The Sony Xperia miro is made exactly by the book - just not sure whose book it is. It seems all major manufacturers have near identical offers in the Android low-end. And while Sony is only catching up, some makers have had the time to perfect the entry-level smartphone concept.
To be fair to the Xperia miro though, it's on the spot considering the most recent competitors in this price range, and it looks no worse than most - however subjective that is.
The HTC Desire comes with ICS of course and has the same screen size and resolution. It's marginally more compact though, which is mostly down to less screen bezel - and no fancy status LED. The processor is the same, only clocked lower at 600 MHz. More importantly though, the two are very well built and equally comfortable to use. The current pricing is slightly in the Desire C's favor.
The LG Optimus L5 is based on the same MSM7225A chipset, but costs a bit less than the Xperia miro and comes with a bigger 4" display. The bigger screen is not a clear-cut advantage though considering the resolution stays the same. The rest of the specs are identical, from the OS version to the imaging capabilities.
As usual, Samsung aren't short of options in this class either. The Xperia miro finds itself tightly squeezed between the Galaxy Ace Plus and the Galaxy Mini 2. None of them has ICS though - Samsung promised JB updates, but did not say when.
Entry level smartphones will be enjoying increasing demand and no maker can afford to not do anything about it. Starting strong with the NXT line, it seemed one possible route for Sony was to maintain a small but focused portfolio around the upper midrange. Exactly what HTC were doing at one point. Look at them now - they have generations of entry-level droids and are no stranger to dual SIMs.

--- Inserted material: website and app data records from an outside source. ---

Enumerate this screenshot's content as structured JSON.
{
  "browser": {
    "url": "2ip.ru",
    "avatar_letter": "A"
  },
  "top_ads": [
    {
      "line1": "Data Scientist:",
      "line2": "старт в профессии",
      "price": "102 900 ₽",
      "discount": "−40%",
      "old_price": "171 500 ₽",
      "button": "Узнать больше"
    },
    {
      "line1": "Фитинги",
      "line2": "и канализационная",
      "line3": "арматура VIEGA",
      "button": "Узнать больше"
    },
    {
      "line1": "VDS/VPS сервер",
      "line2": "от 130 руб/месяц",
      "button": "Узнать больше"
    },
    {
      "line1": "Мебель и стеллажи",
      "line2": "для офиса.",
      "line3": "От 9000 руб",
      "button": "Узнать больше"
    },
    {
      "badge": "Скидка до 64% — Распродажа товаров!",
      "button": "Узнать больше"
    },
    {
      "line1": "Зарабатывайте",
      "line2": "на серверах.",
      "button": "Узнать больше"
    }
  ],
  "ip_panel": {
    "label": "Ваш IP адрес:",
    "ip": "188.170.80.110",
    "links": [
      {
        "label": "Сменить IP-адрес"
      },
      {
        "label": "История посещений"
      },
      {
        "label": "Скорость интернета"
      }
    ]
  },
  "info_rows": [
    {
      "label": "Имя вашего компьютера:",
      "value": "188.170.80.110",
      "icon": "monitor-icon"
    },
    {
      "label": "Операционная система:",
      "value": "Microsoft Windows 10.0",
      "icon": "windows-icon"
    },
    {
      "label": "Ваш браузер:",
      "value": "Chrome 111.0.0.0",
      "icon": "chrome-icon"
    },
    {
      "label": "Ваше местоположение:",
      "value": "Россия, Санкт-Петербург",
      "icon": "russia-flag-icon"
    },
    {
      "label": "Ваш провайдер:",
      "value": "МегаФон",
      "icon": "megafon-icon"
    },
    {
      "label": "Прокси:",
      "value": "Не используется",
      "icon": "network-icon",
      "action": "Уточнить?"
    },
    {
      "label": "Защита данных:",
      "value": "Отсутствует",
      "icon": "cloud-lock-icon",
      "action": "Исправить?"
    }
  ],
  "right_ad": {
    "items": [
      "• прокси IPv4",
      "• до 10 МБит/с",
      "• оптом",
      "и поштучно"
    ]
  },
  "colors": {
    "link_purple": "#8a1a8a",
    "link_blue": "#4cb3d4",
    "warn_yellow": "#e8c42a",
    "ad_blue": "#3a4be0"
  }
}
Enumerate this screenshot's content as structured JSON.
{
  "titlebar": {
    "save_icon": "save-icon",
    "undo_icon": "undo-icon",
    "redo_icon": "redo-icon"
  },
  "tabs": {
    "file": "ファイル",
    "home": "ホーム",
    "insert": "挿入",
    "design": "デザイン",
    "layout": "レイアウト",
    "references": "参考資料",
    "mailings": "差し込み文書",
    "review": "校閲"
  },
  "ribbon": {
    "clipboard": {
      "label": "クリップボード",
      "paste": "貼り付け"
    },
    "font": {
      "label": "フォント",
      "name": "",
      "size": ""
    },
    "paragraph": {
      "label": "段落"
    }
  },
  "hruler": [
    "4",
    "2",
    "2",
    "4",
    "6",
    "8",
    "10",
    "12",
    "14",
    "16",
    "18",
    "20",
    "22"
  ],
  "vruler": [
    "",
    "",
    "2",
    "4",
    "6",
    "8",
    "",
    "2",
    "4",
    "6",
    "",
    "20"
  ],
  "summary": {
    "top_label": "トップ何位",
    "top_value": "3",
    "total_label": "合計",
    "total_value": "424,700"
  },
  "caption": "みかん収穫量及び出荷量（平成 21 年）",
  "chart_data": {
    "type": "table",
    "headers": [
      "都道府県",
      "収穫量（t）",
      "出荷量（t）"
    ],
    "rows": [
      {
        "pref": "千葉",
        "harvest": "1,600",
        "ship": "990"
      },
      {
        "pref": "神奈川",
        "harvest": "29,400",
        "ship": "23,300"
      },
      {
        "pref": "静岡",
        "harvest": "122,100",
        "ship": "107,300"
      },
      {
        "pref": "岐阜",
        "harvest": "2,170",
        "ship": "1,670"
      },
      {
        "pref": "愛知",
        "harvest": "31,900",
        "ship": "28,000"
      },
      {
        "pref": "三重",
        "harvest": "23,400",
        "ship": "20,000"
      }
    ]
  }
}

So Sony too recognized the need to spread its portfolio wider. Entry-level and low-end smartphones are not exciting stuff but they end up in many pockets through carriers. To people in the know, who are willing to go SIM-free, the Xperia U is an absolute no-brainer, offering a dual-core CPU, a high-res screen and HD videos for the price of an Xperia miro.
That's not how this game is played though and manufacturers know it. They're keen to bring new players in and entry-level handsets like the Xperia miro are the invitation. Borrowing and mixing DNA from the Xperia go and the tipo, Sony have filled the price gap between the two - and given potential users more choice. As things look though at this point, the choice in the Android low-end boils down to brands, not specs.